Data about app and page elements
****
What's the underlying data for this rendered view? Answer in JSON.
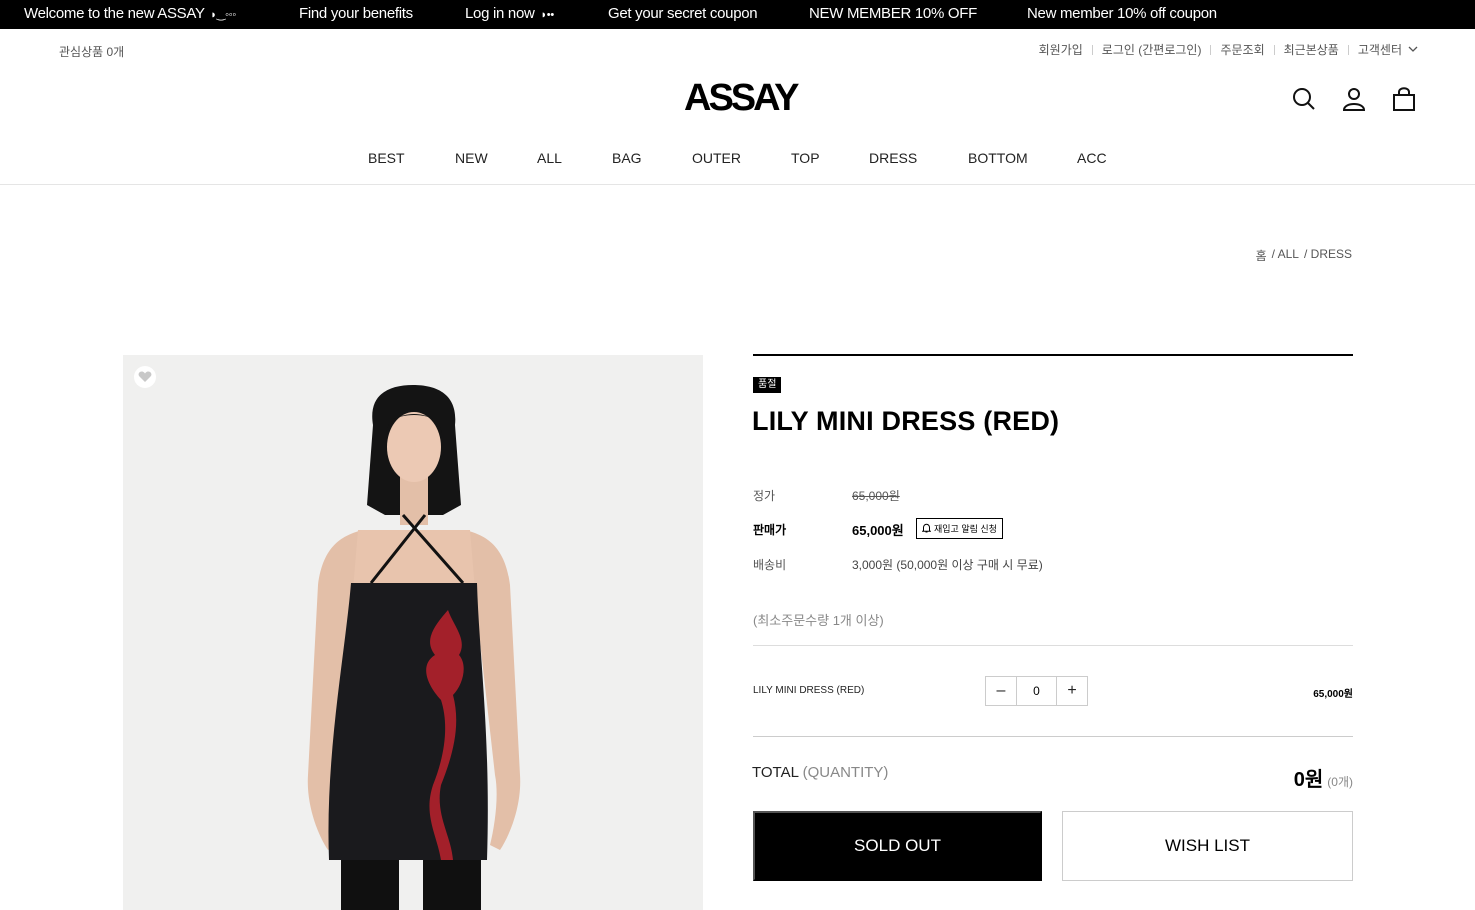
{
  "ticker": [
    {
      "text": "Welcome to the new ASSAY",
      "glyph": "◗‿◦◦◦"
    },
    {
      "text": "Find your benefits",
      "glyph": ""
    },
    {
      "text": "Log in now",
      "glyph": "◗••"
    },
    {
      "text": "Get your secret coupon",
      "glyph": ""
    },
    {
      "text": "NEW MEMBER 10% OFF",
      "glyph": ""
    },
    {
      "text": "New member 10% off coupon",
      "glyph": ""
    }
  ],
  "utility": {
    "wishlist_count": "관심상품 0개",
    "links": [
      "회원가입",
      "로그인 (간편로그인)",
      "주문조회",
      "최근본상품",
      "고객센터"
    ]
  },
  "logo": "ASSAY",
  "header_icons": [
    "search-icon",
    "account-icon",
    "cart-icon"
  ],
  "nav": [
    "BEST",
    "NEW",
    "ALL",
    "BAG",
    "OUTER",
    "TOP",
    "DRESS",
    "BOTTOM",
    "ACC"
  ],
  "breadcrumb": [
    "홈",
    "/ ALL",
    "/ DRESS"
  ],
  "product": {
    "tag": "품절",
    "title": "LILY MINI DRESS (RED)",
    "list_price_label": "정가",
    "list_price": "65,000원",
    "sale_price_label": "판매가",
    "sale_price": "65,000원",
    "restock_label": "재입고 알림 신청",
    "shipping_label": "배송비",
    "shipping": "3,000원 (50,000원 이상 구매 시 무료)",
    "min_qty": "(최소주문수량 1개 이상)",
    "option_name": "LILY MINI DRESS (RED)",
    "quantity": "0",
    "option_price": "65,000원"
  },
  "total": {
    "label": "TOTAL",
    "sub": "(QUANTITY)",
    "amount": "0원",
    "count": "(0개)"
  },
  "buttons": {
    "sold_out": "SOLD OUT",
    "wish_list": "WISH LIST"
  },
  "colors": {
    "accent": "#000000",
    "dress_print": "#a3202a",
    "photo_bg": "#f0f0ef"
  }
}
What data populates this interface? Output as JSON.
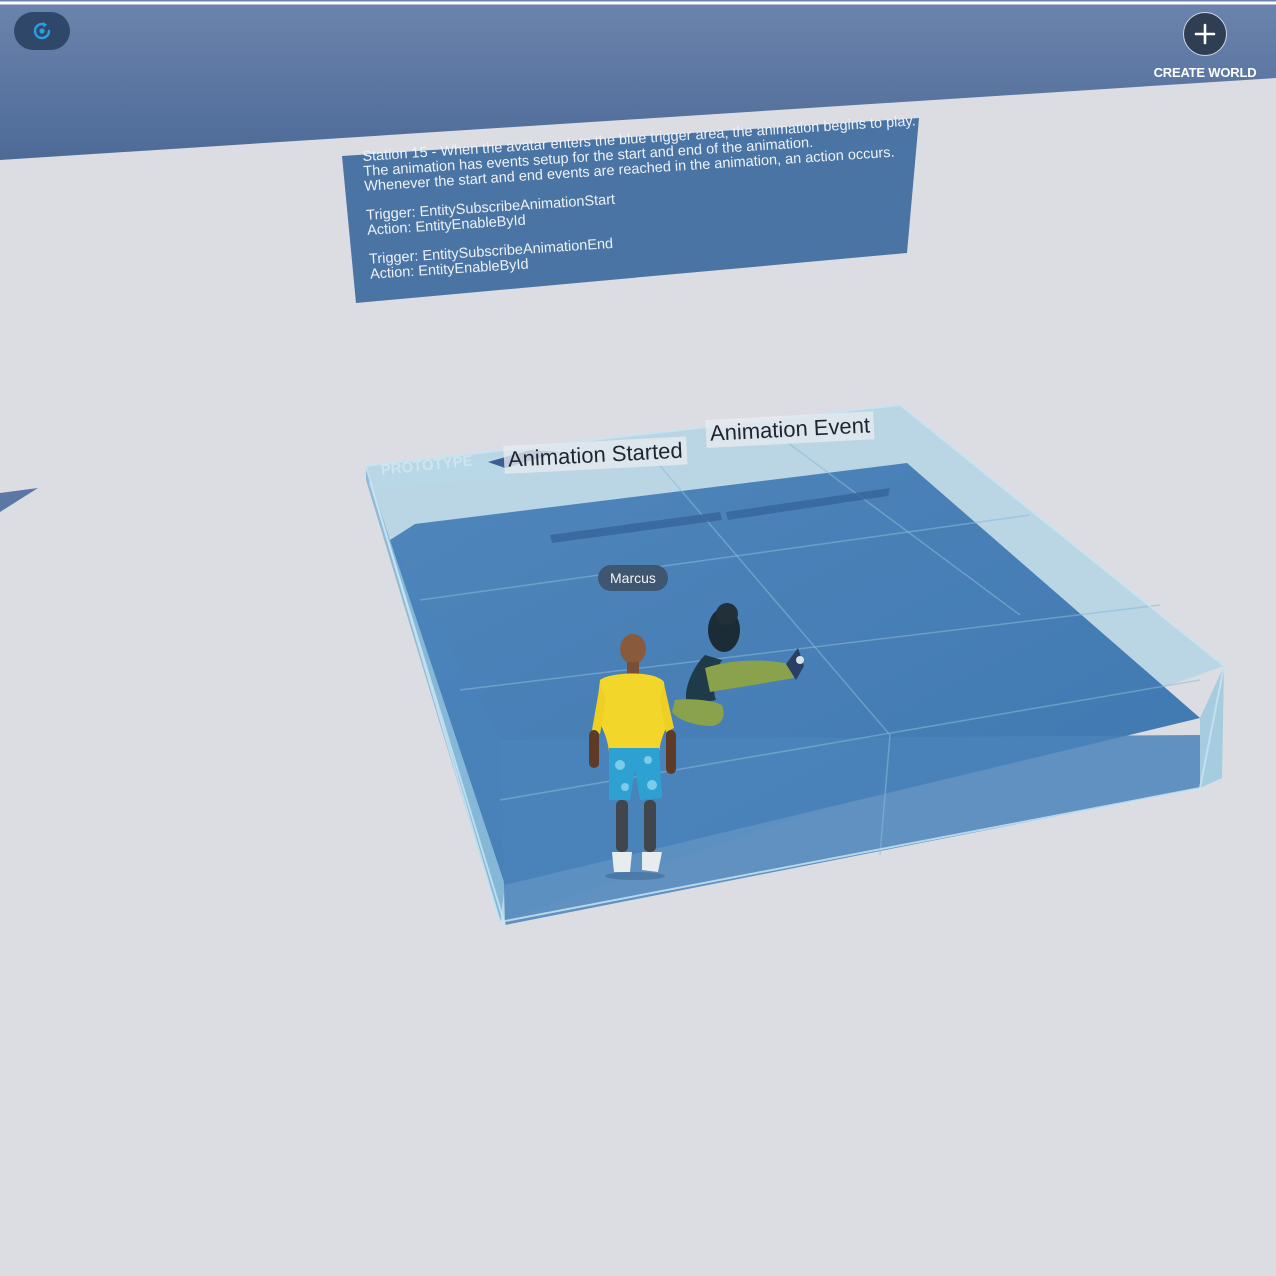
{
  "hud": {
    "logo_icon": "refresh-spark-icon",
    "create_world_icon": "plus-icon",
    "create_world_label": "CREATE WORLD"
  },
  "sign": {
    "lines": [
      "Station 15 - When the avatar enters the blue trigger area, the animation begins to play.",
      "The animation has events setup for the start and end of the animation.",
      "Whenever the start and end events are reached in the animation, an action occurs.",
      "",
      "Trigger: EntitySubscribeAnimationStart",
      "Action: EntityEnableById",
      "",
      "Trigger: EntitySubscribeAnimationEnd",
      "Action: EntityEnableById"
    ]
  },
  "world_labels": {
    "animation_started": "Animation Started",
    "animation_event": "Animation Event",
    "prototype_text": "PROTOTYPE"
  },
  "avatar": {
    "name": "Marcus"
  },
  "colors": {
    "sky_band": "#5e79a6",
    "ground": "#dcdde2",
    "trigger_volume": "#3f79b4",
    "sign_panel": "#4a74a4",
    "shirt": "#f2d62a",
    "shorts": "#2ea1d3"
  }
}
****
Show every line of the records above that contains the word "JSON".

What's the underlying data for this rendered view? Answer in JSON.
What data populates this interface? Output as JSON.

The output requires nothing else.